### PROMPT
Go through the records line by line and work out how many lines hold the word "name". Answer with the number only.

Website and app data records
# # #
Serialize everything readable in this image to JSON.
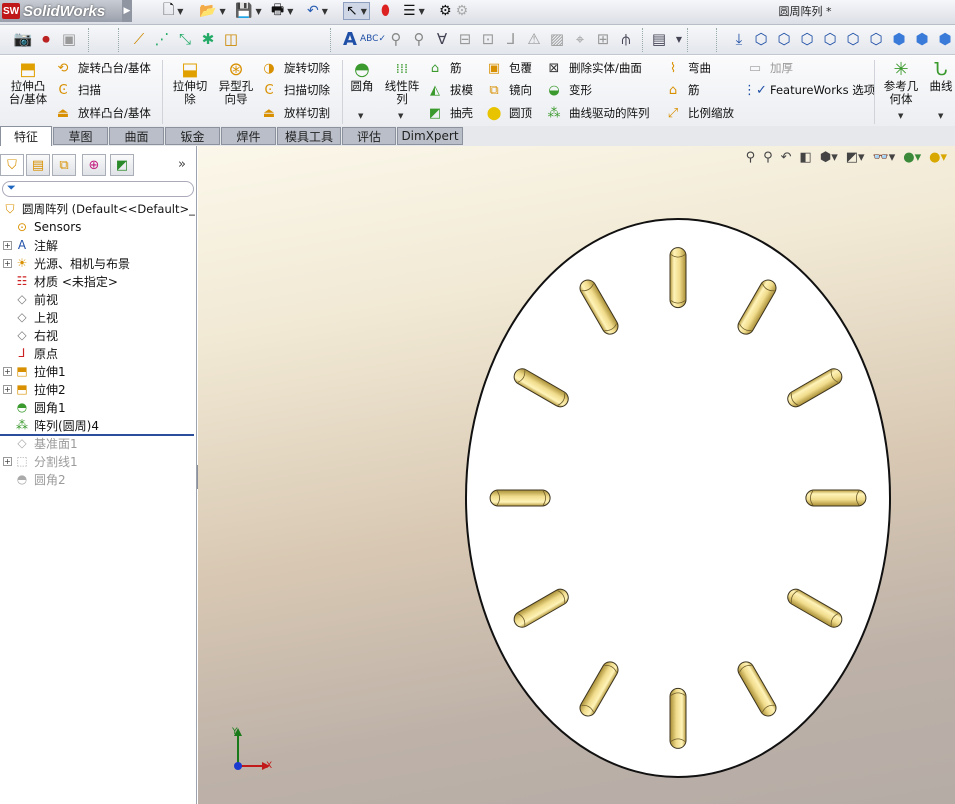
{
  "app": {
    "name": "SolidWorks",
    "badge": "SW",
    "document_title": "圆周阵列 *"
  },
  "topbar": {
    "icons": [
      "new-document-icon",
      "open-folder-icon",
      "save-icon",
      "print-icon",
      "undo-icon",
      "select-arrow-icon",
      "rebuild-traffic-light-icon",
      "file-properties-icon",
      "options-icon"
    ]
  },
  "command_manager": {
    "big_buttons": [
      {
        "name": "extruded-boss",
        "label_line1": "拉伸凸",
        "label_line2": "台/基体"
      },
      {
        "name": "extruded-cut",
        "label_line1": "拉伸切",
        "label_line2": "除"
      },
      {
        "name": "hole-wizard",
        "label_line1": "异型孔",
        "label_line2": "向导"
      },
      {
        "name": "fillet",
        "label_line1": "圆角",
        "label_line2": ""
      },
      {
        "name": "linear-pattern",
        "label_line1": "线性阵",
        "label_line2": "列"
      },
      {
        "name": "reference-geometry",
        "label_line1": "参考几",
        "label_line2": "何体"
      },
      {
        "name": "curves",
        "label_line1": "曲线",
        "label_line2": ""
      }
    ],
    "small_buttons": {
      "revolved_boss": "旋转凸台/基体",
      "sweep": "扫描",
      "loft": "放样凸台/基体",
      "revolved_cut": "旋转切除",
      "swept_cut": "扫描切除",
      "lofted_cut": "放样切割",
      "rib": "筋",
      "draft": "拔模",
      "shell": "抽壳",
      "wrap": "包覆",
      "mirror": "镜向",
      "dome": "圆顶",
      "delete_body": "删除实体/曲面",
      "deform": "变形",
      "curve_driven_pattern": "曲线驱动的阵列",
      "flex": "弯曲",
      "rib2": "筋",
      "scale": "比例缩放",
      "thicken": "加厚",
      "featureworks": "FeatureWorks 选项"
    }
  },
  "tabs": [
    {
      "label": "特征",
      "active": true
    },
    {
      "label": "草图",
      "active": false
    },
    {
      "label": "曲面",
      "active": false
    },
    {
      "label": "钣金",
      "active": false
    },
    {
      "label": "焊件",
      "active": false
    },
    {
      "label": "模具工具",
      "active": false
    },
    {
      "label": "评估",
      "active": false
    },
    {
      "label": "DimXpert",
      "active": false
    }
  ],
  "feature_tree": {
    "root": {
      "label": "圆周阵列  (Default<<Default>_"
    },
    "items": [
      {
        "label": "Sensors",
        "icon": "sensors-icon",
        "expandable": false,
        "suppressed": false
      },
      {
        "label": "注解",
        "icon": "annotations-icon",
        "expandable": true,
        "suppressed": false
      },
      {
        "label": "光源、相机与布景",
        "icon": "lights-cameras-icon",
        "expandable": true,
        "suppressed": false
      },
      {
        "label": "材质 <未指定>",
        "icon": "material-icon",
        "expandable": false,
        "suppressed": false
      },
      {
        "label": "前视",
        "icon": "plane-icon",
        "expandable": false,
        "suppressed": false
      },
      {
        "label": "上视",
        "icon": "plane-icon",
        "expandable": false,
        "suppressed": false
      },
      {
        "label": "右视",
        "icon": "plane-icon",
        "expandable": false,
        "suppressed": false
      },
      {
        "label": "原点",
        "icon": "origin-icon",
        "expandable": false,
        "suppressed": false
      },
      {
        "label": "拉伸1",
        "icon": "extrude-feature-icon",
        "expandable": true,
        "suppressed": false
      },
      {
        "label": "拉伸2",
        "icon": "extrude-feature-icon",
        "expandable": true,
        "suppressed": false
      },
      {
        "label": "圆角1",
        "icon": "fillet-feature-icon",
        "expandable": false,
        "suppressed": false
      },
      {
        "label": "阵列(圆周)4",
        "icon": "circular-pattern-icon",
        "expandable": false,
        "suppressed": false
      },
      {
        "label": "基准面1",
        "icon": "plane-icon",
        "expandable": false,
        "suppressed": true
      },
      {
        "label": "分割线1",
        "icon": "split-line-icon",
        "expandable": true,
        "suppressed": true
      },
      {
        "label": "圆角2",
        "icon": "fillet-feature-icon",
        "expandable": false,
        "suppressed": true
      }
    ]
  },
  "viewport": {
    "model": "disk-with-circular-pattern-slots",
    "slot_count": 12,
    "disk_color": "#ffffff",
    "slot_color": "#f0dc8c",
    "triad": {
      "x_label": "X",
      "y_label": "Y"
    }
  }
}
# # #
### TASK OUTPUT
8